:: TASK DESCRIPTION ::
Copy all lines in the data that contain the string "html".

:: MATERIAL FOR THE TASK ::
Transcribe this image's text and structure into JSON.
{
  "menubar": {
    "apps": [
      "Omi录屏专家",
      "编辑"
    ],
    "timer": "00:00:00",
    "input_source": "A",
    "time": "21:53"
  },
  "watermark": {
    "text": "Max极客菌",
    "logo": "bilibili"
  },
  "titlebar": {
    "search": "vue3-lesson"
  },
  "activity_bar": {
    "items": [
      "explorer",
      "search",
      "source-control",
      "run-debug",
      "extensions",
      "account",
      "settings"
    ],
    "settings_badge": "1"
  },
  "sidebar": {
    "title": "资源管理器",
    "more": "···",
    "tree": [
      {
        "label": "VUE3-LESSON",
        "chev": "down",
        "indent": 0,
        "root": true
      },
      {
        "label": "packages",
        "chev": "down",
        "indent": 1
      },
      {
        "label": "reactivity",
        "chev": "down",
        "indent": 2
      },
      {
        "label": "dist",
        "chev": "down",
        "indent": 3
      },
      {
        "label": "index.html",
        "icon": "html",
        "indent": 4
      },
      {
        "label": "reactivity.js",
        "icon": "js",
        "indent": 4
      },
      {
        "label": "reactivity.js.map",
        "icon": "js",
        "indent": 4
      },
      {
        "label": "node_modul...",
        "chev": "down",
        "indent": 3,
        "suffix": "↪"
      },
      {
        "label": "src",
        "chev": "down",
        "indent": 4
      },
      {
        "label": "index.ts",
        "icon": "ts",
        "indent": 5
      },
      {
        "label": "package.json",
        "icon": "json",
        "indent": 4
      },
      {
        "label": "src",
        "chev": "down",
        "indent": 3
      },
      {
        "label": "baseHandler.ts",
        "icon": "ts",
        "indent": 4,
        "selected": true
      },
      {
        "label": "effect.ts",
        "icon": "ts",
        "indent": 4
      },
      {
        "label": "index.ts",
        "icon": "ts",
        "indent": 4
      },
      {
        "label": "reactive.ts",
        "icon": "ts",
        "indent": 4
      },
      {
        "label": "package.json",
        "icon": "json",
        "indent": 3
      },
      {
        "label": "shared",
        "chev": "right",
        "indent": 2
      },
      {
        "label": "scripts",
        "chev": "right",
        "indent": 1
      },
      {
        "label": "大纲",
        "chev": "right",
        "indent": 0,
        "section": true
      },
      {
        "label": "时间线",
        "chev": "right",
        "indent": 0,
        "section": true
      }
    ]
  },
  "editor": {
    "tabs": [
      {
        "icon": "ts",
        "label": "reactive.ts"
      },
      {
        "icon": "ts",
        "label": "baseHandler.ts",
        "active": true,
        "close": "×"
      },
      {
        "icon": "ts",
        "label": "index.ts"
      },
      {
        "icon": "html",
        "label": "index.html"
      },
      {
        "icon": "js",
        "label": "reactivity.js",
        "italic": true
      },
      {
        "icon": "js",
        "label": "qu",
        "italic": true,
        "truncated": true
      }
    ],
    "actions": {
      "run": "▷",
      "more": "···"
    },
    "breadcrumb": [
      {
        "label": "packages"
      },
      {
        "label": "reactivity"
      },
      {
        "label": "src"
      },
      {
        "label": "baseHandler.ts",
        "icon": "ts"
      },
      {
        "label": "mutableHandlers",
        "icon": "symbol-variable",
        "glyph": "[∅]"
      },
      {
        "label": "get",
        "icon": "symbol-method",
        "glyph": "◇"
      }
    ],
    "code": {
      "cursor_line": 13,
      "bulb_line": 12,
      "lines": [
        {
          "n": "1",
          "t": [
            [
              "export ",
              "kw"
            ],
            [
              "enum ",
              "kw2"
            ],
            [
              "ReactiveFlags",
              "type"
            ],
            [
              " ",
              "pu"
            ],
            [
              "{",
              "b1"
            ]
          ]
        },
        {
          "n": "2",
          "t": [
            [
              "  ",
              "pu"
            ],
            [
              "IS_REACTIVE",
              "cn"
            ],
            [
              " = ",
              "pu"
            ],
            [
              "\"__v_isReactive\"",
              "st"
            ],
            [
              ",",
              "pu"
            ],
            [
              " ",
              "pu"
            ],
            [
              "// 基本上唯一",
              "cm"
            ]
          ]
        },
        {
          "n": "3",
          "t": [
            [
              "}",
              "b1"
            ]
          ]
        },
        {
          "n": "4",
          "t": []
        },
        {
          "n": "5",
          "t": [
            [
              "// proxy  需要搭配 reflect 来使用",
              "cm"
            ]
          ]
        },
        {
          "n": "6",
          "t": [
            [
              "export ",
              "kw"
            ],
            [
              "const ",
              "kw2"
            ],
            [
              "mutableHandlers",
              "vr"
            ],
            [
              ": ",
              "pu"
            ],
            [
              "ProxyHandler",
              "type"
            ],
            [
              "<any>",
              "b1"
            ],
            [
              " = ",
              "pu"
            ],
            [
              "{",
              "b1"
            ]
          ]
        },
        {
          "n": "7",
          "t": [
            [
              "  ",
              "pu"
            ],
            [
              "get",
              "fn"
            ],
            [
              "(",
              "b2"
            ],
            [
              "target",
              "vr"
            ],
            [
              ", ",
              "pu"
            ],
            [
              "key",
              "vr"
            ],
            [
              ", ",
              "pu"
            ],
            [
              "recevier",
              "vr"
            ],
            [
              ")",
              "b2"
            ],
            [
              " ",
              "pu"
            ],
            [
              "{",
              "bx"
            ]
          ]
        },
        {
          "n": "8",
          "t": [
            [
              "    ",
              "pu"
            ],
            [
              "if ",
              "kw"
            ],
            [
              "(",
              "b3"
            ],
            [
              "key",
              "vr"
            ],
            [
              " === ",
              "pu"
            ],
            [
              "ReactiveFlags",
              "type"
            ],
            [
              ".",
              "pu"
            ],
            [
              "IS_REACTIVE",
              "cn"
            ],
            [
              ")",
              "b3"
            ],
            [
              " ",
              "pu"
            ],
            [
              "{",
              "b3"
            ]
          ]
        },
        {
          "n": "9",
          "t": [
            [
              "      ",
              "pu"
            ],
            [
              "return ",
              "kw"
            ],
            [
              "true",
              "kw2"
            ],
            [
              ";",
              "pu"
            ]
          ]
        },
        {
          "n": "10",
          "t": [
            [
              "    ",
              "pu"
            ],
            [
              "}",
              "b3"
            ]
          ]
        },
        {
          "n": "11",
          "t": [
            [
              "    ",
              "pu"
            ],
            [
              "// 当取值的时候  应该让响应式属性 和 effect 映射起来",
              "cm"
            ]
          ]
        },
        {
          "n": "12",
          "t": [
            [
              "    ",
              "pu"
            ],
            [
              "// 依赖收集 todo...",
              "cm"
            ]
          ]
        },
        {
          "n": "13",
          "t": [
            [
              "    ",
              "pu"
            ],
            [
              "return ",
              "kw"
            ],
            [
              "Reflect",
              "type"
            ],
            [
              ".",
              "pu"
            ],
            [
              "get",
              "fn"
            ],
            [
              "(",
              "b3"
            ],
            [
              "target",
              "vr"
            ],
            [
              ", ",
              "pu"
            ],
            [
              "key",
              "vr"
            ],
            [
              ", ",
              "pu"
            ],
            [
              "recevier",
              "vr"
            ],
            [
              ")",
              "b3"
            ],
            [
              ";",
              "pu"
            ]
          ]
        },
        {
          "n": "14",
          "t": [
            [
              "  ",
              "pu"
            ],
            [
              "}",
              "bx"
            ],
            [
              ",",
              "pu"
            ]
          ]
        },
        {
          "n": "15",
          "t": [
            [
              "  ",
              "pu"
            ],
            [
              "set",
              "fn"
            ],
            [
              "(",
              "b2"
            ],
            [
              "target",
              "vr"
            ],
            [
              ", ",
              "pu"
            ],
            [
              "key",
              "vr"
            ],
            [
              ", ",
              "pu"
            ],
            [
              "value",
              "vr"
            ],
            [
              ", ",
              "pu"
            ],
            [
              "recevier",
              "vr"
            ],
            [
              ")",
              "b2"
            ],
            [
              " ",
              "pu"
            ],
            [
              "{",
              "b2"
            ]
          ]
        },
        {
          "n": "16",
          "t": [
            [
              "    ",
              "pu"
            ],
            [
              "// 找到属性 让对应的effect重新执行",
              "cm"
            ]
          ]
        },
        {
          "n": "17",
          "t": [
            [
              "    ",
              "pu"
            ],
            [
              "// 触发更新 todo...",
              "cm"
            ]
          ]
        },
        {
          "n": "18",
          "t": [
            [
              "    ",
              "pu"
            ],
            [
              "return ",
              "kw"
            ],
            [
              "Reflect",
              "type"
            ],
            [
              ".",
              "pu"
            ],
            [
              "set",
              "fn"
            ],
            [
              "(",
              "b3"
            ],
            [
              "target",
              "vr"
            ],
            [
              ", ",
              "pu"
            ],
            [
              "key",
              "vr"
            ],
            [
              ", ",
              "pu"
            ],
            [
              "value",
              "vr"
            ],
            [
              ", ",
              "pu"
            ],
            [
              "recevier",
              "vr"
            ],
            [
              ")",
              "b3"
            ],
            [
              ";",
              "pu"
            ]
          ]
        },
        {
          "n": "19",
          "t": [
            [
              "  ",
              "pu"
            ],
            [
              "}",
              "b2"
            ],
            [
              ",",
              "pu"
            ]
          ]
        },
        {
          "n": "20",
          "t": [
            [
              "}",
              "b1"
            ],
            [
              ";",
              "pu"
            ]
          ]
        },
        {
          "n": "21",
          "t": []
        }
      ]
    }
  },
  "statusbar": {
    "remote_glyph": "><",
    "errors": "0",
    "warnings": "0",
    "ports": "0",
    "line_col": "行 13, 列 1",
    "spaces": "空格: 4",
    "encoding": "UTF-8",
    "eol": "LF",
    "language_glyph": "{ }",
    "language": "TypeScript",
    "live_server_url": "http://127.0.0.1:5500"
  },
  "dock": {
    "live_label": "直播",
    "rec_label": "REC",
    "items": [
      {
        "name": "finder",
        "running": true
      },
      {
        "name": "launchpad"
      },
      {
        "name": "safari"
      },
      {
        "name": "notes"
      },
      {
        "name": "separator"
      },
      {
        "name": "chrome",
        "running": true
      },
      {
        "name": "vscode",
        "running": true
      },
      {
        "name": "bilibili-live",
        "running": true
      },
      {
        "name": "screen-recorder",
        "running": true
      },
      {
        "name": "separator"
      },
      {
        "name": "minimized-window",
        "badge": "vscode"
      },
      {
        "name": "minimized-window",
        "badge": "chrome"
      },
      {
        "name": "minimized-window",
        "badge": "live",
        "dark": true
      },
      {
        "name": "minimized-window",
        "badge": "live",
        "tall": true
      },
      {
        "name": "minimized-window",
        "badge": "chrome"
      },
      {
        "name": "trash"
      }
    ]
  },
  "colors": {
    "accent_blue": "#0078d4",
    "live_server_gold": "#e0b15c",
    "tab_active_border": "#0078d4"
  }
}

:: RESULT ::
        "label": "index.html",
        "icon": "html",
        "icon": "html",
        "label": "index.html"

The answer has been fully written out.